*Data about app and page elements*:
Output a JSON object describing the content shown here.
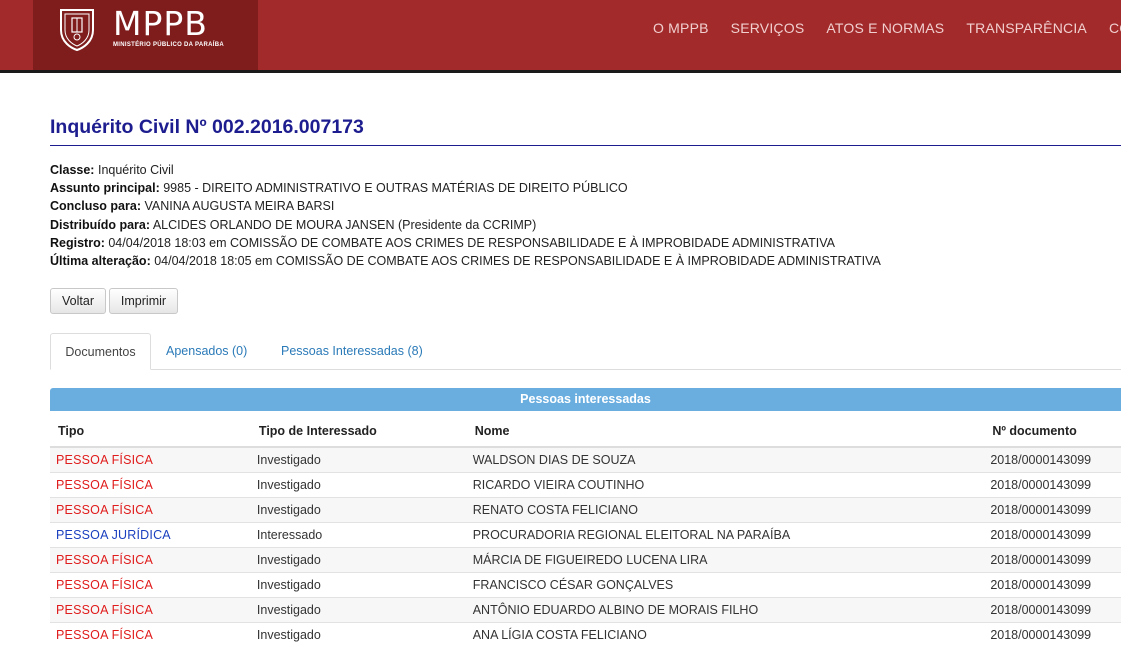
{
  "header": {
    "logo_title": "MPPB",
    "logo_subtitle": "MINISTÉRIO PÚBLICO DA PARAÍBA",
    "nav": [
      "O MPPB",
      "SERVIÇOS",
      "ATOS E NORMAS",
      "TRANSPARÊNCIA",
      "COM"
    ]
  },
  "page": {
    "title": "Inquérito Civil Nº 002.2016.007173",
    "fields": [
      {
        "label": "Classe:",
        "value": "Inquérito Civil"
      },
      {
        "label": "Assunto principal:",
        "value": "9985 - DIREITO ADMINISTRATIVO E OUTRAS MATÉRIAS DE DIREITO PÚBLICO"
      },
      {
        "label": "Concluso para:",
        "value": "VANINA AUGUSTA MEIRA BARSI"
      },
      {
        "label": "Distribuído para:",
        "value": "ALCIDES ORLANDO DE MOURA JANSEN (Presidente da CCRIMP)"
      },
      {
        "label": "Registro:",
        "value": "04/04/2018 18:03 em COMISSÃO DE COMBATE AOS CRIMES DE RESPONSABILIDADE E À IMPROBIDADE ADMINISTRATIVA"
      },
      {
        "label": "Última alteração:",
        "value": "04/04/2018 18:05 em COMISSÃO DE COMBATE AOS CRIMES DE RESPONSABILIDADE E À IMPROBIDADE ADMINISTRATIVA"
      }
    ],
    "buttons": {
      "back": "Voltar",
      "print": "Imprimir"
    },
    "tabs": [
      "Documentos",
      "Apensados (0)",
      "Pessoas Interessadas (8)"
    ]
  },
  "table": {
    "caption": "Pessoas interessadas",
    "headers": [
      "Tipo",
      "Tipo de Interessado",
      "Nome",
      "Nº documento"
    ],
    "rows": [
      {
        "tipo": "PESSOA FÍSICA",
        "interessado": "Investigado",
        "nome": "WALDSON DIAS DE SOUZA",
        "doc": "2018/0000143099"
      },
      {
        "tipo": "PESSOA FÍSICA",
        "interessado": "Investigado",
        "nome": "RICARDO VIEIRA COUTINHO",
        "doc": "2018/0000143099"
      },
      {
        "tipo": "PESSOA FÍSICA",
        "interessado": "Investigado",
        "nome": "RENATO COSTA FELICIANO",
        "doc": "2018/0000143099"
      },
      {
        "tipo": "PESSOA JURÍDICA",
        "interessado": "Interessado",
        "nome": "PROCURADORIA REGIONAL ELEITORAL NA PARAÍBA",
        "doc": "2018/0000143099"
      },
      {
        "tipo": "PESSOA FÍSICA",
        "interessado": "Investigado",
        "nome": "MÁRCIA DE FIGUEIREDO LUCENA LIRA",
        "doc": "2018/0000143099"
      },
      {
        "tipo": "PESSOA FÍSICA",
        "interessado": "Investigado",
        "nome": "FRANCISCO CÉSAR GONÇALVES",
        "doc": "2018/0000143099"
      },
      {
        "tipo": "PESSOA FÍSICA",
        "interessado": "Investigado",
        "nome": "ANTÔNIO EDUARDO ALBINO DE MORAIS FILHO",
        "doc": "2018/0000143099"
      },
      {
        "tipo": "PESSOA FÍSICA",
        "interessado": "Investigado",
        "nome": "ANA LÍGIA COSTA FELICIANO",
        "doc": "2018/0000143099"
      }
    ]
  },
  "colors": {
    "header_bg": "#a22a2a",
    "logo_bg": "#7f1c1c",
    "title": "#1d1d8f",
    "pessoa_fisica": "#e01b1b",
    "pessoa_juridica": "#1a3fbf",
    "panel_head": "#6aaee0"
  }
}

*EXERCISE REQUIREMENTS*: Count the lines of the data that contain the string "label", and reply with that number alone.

*RESULT FOR THIS TASK*: 6